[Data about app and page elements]
# # #

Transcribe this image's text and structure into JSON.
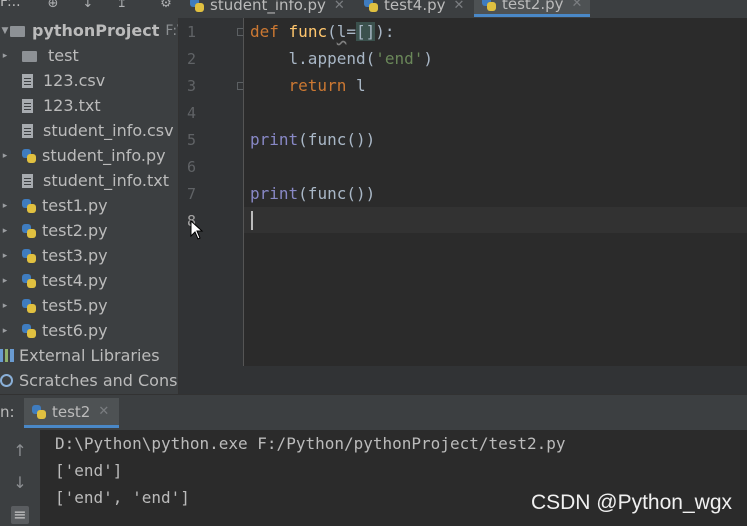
{
  "toolbar": {
    "cut_label": "F:..",
    "icons": [
      "settings-icon",
      "locate-icon",
      "collapse-icon",
      "expand-icon"
    ]
  },
  "editor_tabs": [
    {
      "label": "student_info.py",
      "active": false
    },
    {
      "label": "test4.py",
      "active": false
    },
    {
      "label": "test2.py",
      "active": true
    }
  ],
  "project": {
    "root_name": "pythonProject",
    "root_path": "F:\\Py",
    "items": [
      {
        "label": "test",
        "type": "folder",
        "expandable": true
      },
      {
        "label": "123.csv",
        "type": "file",
        "expandable": false
      },
      {
        "label": "123.txt",
        "type": "file",
        "expandable": false
      },
      {
        "label": "student_info.csv",
        "type": "file",
        "expandable": false
      },
      {
        "label": "student_info.py",
        "type": "python",
        "expandable": true
      },
      {
        "label": "student_info.txt",
        "type": "file",
        "expandable": false
      },
      {
        "label": "test1.py",
        "type": "python",
        "expandable": true
      },
      {
        "label": "test2.py",
        "type": "python",
        "expandable": true
      },
      {
        "label": "test3.py",
        "type": "python",
        "expandable": true
      },
      {
        "label": "test4.py",
        "type": "python",
        "expandable": true
      },
      {
        "label": "test5.py",
        "type": "python",
        "expandable": true
      },
      {
        "label": "test6.py",
        "type": "python",
        "expandable": true
      }
    ],
    "external_libraries": "External Libraries",
    "scratches": "Scratches and Conso"
  },
  "editor": {
    "line_numbers": [
      "1",
      "2",
      "3",
      "4",
      "5",
      "6",
      "7",
      "8"
    ],
    "code": {
      "line1": {
        "kw": "def",
        "fn": "func",
        "open": "(",
        "param": "l",
        "eq": "=",
        "default": "[]",
        "close": "):"
      },
      "line2": {
        "obj": "l",
        "call": ".append(",
        "str": "'end'",
        "close": ")"
      },
      "line3": {
        "kw": "return",
        "rest": " l"
      },
      "line5": {
        "bi": "print",
        "rest": "(func())"
      },
      "line7": {
        "bi": "print",
        "rest": "(func())"
      }
    },
    "current_line": "8"
  },
  "run": {
    "panel_prefix": "n:",
    "tab_label": "test2",
    "console": [
      "D:\\Python\\python.exe F:/Python/pythonProject/test2.py",
      "['end']",
      "['end', 'end']"
    ]
  },
  "watermark": "CSDN @Python_wgx"
}
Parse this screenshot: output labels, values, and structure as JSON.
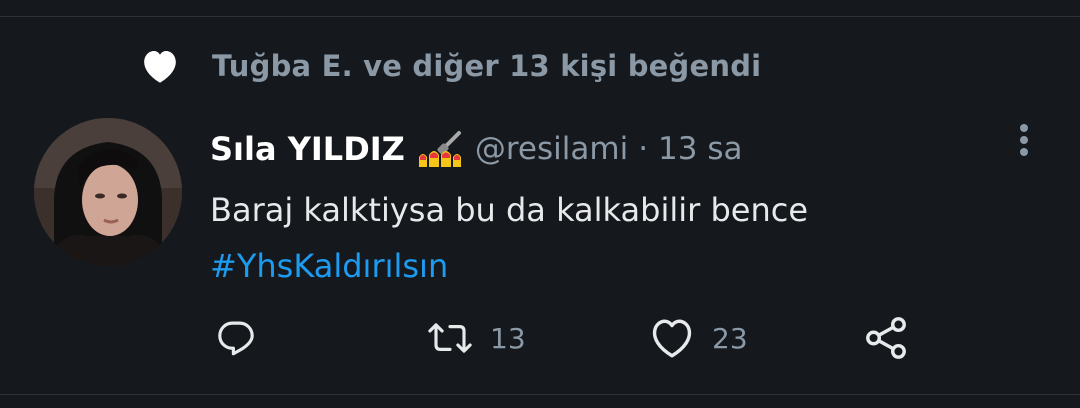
{
  "social_context": {
    "icon": "heart-filled-icon",
    "text": "Tuğba E. ve diğer 13 kişi beğendi"
  },
  "author": {
    "display_name": "Sıla YILDIZ",
    "emoji": "nail-polish-emoji",
    "handle": "@resilami",
    "separator": "·",
    "time": "13 sa"
  },
  "tweet": {
    "text": "Baraj kalktiysa bu da kalkabilir bence",
    "hashtag": "#YhsKaldırılsın"
  },
  "actions": {
    "reply": {
      "icon": "reply-icon",
      "count": ""
    },
    "retweet": {
      "icon": "retweet-icon",
      "count": "13"
    },
    "like": {
      "icon": "heart-icon",
      "count": "23"
    },
    "share": {
      "icon": "share-icon"
    }
  },
  "colors": {
    "background": "#15181c",
    "text_primary": "#e7e9ea",
    "text_secondary": "#8b98a5",
    "link": "#1d9bf0",
    "divider": "#2f3336"
  }
}
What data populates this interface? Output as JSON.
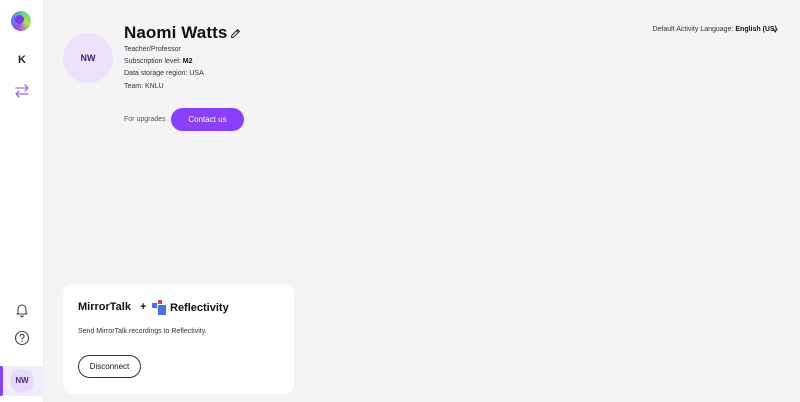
{
  "sidebar": {
    "workspace_initial": "K",
    "user_initials": "NW"
  },
  "profile": {
    "initials": "NW",
    "name": "Naomi Watts",
    "role": "Teacher/Professor",
    "subscription_label": "Subscription level:",
    "subscription_value": "M2",
    "region": "Data storage region: USA",
    "team": "Team: KNLU",
    "upgrade_label": "For upgrades",
    "contact_button": "Contact us"
  },
  "language": {
    "label": "Default Activity Language:",
    "value": "English (US)"
  },
  "integration": {
    "app_name": "MirrorTalk",
    "plus": "+",
    "partner_name": "Reflectivity",
    "description": "Send MirrorTalk recordings to Reflectivity.",
    "disconnect_button": "Disconnect"
  },
  "colors": {
    "accent": "#8a3ffc",
    "background": "#f4f3f6",
    "avatar_bg": "#ece3fa"
  },
  "icons": {
    "logo": "app-logo-icon",
    "swap": "swap-arrows-icon",
    "bell": "bell-icon",
    "help": "help-icon",
    "edit": "pencil-icon",
    "chevron": "chevron-down-icon",
    "partner_logo": "reflectivity-logo-icon"
  }
}
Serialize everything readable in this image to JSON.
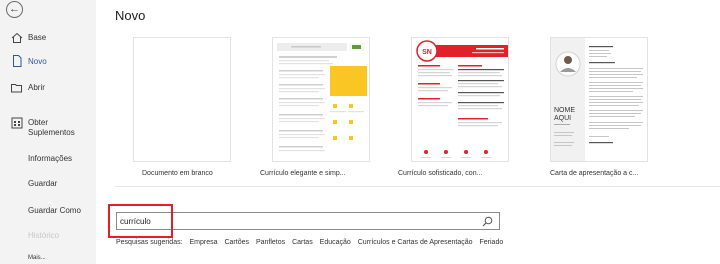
{
  "sidebar": {
    "back_icon": "arrow-left-icon",
    "items": [
      {
        "label": "Base",
        "icon": "home-icon"
      },
      {
        "label": "Novo",
        "icon": "new-document-icon"
      },
      {
        "label": "Abrir",
        "icon": "folder-icon"
      },
      {
        "label": "Obter Suplementos",
        "line1": "Obter",
        "line2": "Suplementos",
        "icon": "store-icon"
      },
      {
        "label": "Informações"
      },
      {
        "label": "Guardar"
      },
      {
        "label": "Guardar Como"
      },
      {
        "label": "Histórico"
      },
      {
        "label": "Mais..."
      }
    ],
    "accent_color": "#2b579a"
  },
  "main": {
    "title": "Novo",
    "templates": [
      {
        "label": "Documento em branco"
      },
      {
        "label": "Currículo elegante e simp..."
      },
      {
        "label": "Currículo sofisticado, con...",
        "initials": "SN"
      },
      {
        "label": "Carta de apresentação a c...",
        "name_line1": "NOME",
        "name_line2": "AQUI"
      }
    ]
  },
  "search": {
    "value": "currículo",
    "icon": "search-icon",
    "suggestions_label": "Pesquisas sugeridas:",
    "suggestions": [
      "Empresa",
      "Cartões",
      "Panfletos",
      "Cartas",
      "Educação",
      "Currículos e Cartas de Apresentação",
      "Feriado"
    ]
  },
  "colors": {
    "highlight_box": "#e0202a",
    "template_yellow": "#f9c623",
    "template_red": "#e0202a"
  }
}
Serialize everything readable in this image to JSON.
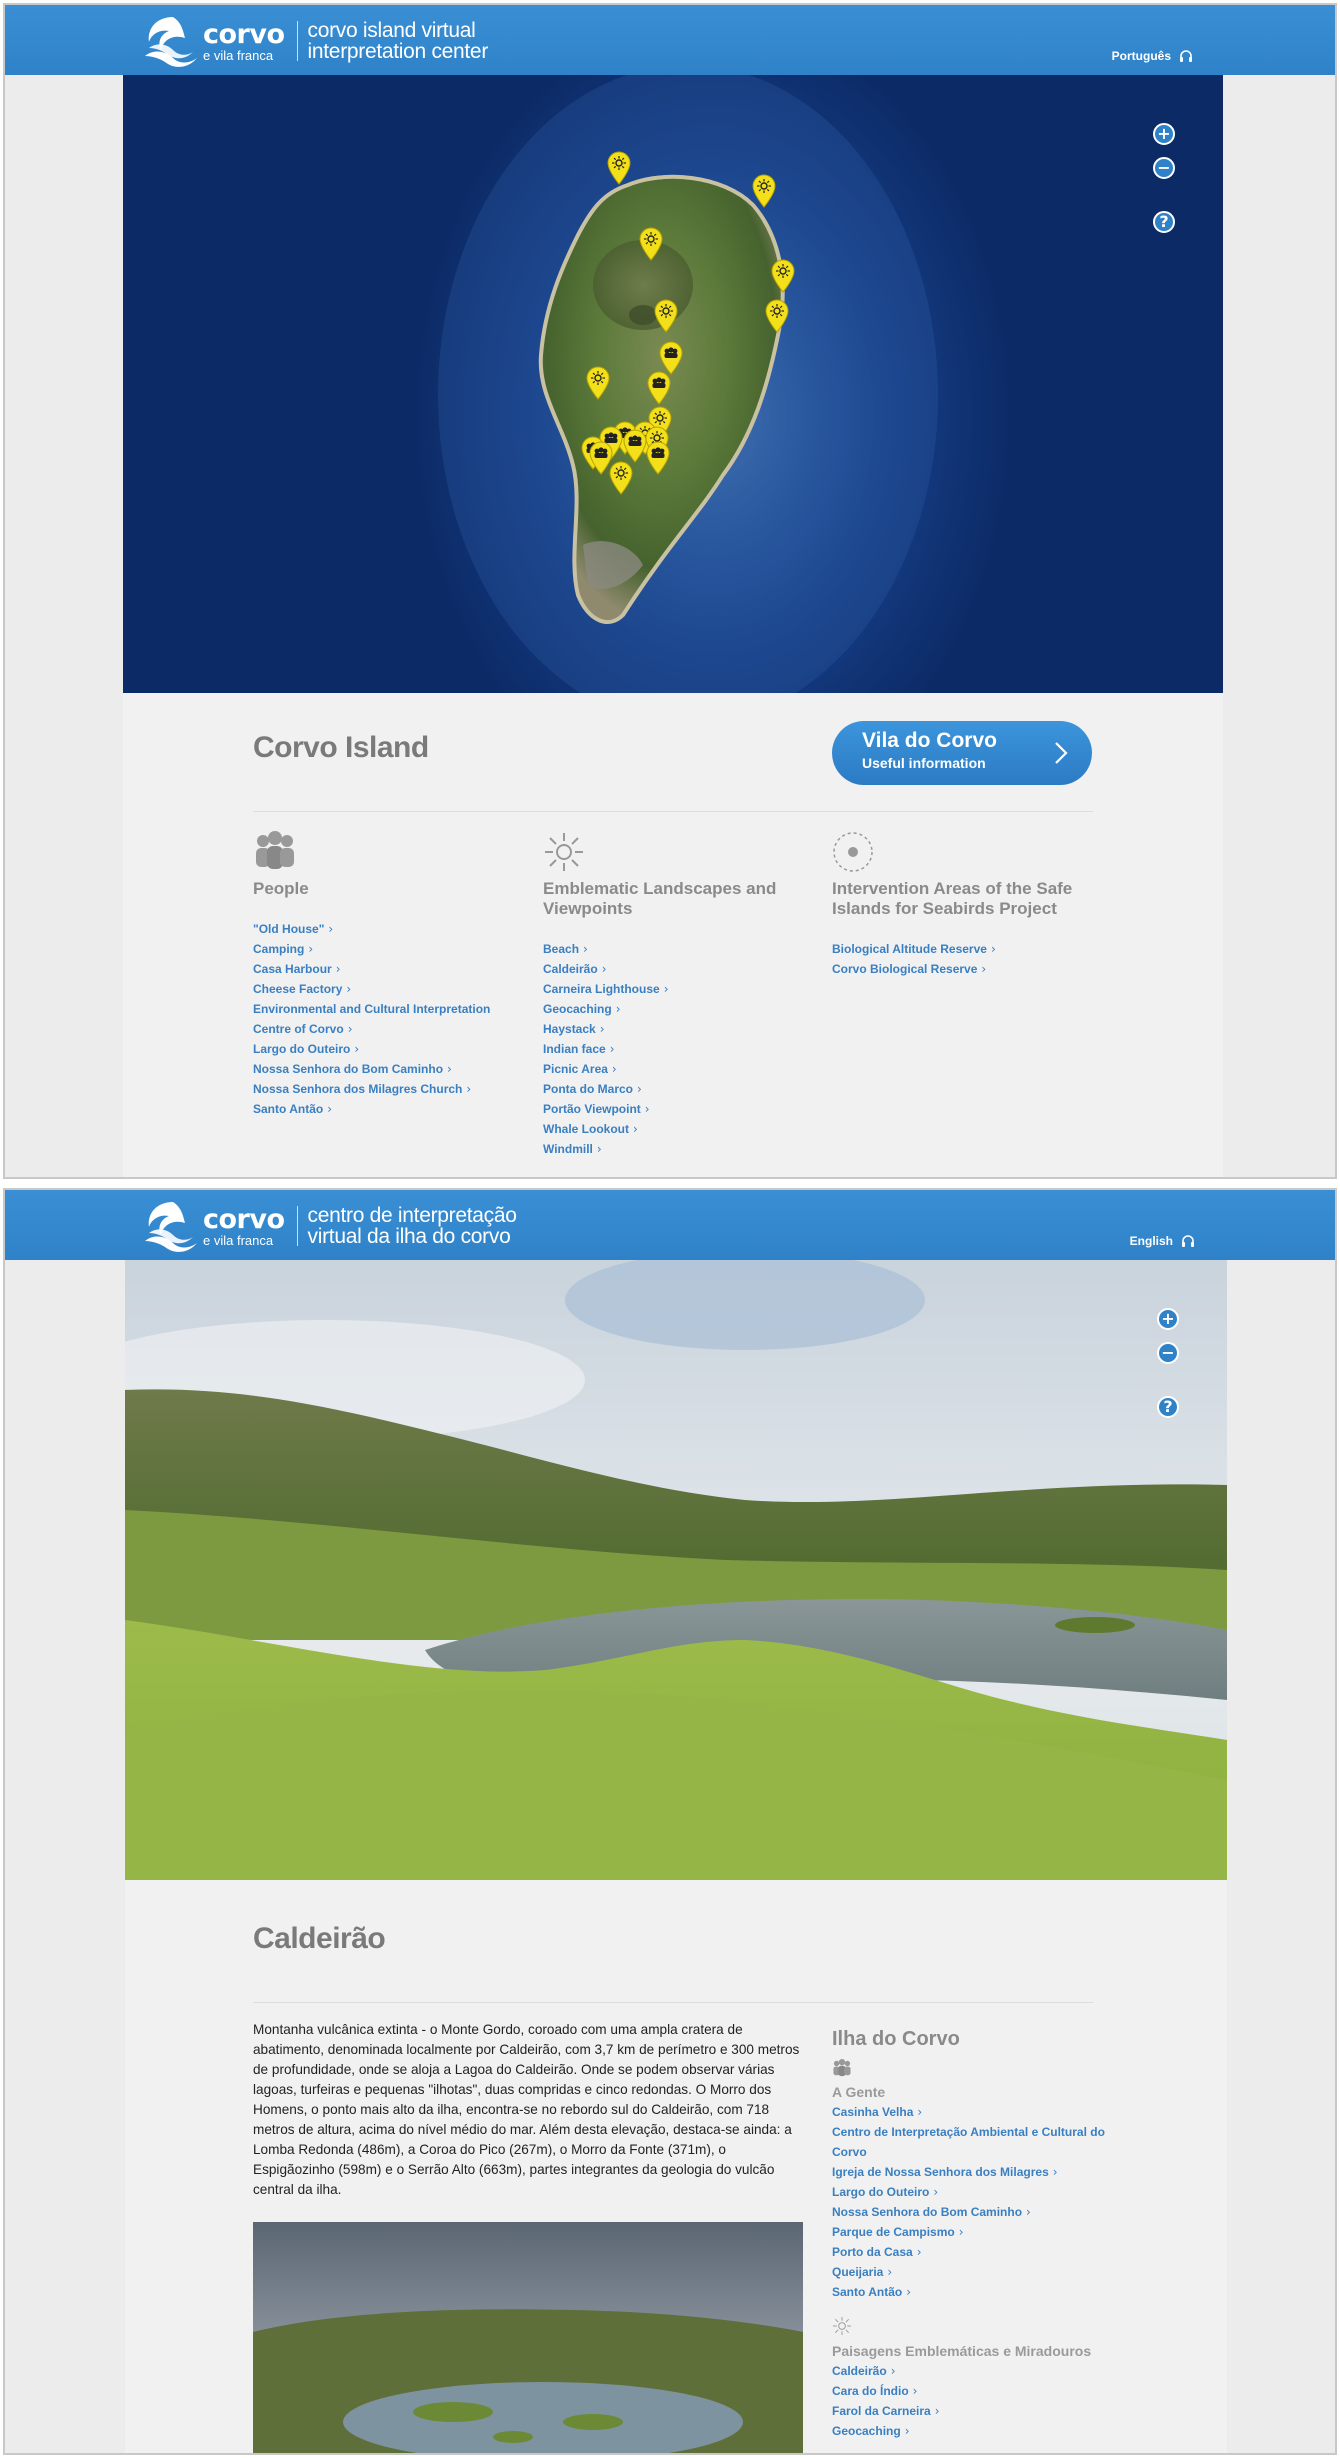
{
  "screen_en": {
    "header": {
      "logo_word": "corvo",
      "logo_sub": "e vila franca",
      "tagline_1": "corvo island virtual",
      "tagline_2": "interpretation center",
      "language_link": "Português"
    },
    "map": {
      "zoom_in": "+",
      "zoom_out": "−",
      "help": "?"
    },
    "title": "Corvo Island",
    "cta": {
      "title": "Vila do Corvo",
      "subtitle": "Useful information"
    },
    "categories": [
      {
        "icon": "people-icon",
        "title": "People",
        "links": [
          "\"Old House\"",
          "Camping",
          "Casa Harbour",
          "Cheese Factory",
          "Environmental and Cultural Interpretation",
          "Centre of Corvo",
          "Largo do Outeiro",
          "Nossa Senhora do Bom Caminho",
          "Nossa Senhora dos Milagres Church",
          "Santo Antão"
        ],
        "chevrons": [
          true,
          true,
          true,
          true,
          false,
          true,
          true,
          true,
          true,
          true
        ]
      },
      {
        "icon": "sun-icon",
        "title_1": "Emblematic Landscapes and",
        "title_2": "Viewpoints",
        "links": [
          "Beach",
          "Caldeirão",
          "Carneira Lighthouse",
          "Geocaching",
          "Haystack",
          "Indian face",
          "Picnic Area",
          "Ponta do Marco",
          "Portão Viewpoint",
          "Whale Lookout",
          "Windmill"
        ]
      },
      {
        "icon": "target-icon",
        "title_1": "Intervention Areas of the Safe",
        "title_2": "Islands for Seabirds Project",
        "links": [
          "Biological Altitude Reserve",
          "Corvo Biological Reserve"
        ]
      }
    ]
  },
  "screen_pt": {
    "header": {
      "logo_word": "corvo",
      "logo_sub": "e vila franca",
      "tagline_1": "centro de interpretação",
      "tagline_2": "virtual da ilha do corvo",
      "language_link": "English"
    },
    "controls": {
      "zoom_in": "+",
      "zoom_out": "−",
      "help": "?"
    },
    "title": "Caldeirão",
    "paragraph": "Montanha vulcânica extinta - o Monte Gordo, coroado com uma ampla cratera de abatimento, denominada localmente por Caldeirão, com 3,7 km de perímetro e 300 metros de profundidade, onde se aloja a Lagoa do Caldeirão. Onde se podem observar várias lagoas, turfeiras e pequenas \"ilhotas\", duas compridas e cinco redondas. O Morro dos Homens, o ponto mais alto da ilha, encontra-se no rebordo sul do Caldeirão, com 718 metros de altura, acima do nível médio do mar. Além desta elevação, destaca-se ainda: a Lomba Redonda (486m), a Coroa do Pico (267m), o Morro da Fonte (371m), o Espigãozinho (598m) e o Serrão Alto (663m), partes integrantes da geologia do vulcão central da ilha.",
    "sidebar": {
      "title": "Ilha do Corvo",
      "group1_title": "A Gente",
      "group1_links": [
        "Casinha Velha",
        "Centro de Interpretação Ambiental e Cultural do Corvo",
        "Igreja de Nossa Senhora dos Milagres",
        "Largo do Outeiro",
        "Nossa Senhora do Bom Caminho",
        "Parque de Campismo",
        "Porto da Casa",
        "Queijaria",
        "Santo Antão"
      ],
      "group2_title": "Paisagens Emblemáticas e Miradouros",
      "group2_links": [
        "Caldeirão",
        "Cara do Índio",
        "Farol da Carneira",
        "Geocaching"
      ]
    }
  },
  "colors": {
    "brand_blue": "#2f82c8",
    "link_blue": "#3a7fc1",
    "pin_yellow": "#f3e01a",
    "heading_gray": "#7a7a7a"
  }
}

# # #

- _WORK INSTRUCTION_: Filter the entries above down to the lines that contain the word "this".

- _RESULT_:
Transcribe this image's text and structure into JSON.
Parse this screenshot: output labels, values, and structure as JSON.
What data populates this interface? Output as JSON.
Serialize everything readable in this image to JSON.
Serialize everything readable in this image to JSON.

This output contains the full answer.